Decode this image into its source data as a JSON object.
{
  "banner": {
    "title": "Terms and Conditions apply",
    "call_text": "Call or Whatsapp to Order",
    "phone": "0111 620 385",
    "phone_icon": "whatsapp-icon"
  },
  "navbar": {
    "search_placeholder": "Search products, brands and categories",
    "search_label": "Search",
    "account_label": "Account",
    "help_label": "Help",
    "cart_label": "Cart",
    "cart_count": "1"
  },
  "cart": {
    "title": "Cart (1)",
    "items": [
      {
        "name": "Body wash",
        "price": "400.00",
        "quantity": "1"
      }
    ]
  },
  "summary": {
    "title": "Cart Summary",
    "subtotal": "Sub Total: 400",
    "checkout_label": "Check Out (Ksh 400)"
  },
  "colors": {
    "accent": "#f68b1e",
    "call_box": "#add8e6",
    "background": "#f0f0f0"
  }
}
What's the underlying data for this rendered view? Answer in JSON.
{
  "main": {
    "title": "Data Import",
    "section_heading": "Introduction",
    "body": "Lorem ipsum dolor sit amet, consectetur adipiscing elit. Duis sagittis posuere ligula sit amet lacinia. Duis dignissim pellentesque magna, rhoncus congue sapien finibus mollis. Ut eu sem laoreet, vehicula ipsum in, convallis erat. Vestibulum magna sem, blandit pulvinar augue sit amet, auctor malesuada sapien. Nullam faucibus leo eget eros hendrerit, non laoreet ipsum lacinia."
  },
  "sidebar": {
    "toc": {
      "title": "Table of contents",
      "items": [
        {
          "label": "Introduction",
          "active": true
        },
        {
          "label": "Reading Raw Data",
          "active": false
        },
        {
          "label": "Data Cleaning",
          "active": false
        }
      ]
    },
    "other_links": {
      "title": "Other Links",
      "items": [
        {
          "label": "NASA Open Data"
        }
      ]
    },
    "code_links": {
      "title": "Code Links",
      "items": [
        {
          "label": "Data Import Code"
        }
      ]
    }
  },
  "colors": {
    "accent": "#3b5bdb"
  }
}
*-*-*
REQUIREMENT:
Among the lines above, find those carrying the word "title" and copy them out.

RESPONSE AREA:
    "title": "Terms and Conditions apply",
    "title": "Cart (1)",
    "title": "Cart Summary",
    "title": "Data Import",
      "title": "Table of contents",
      "title": "Other Links",
      "title": "Code Links",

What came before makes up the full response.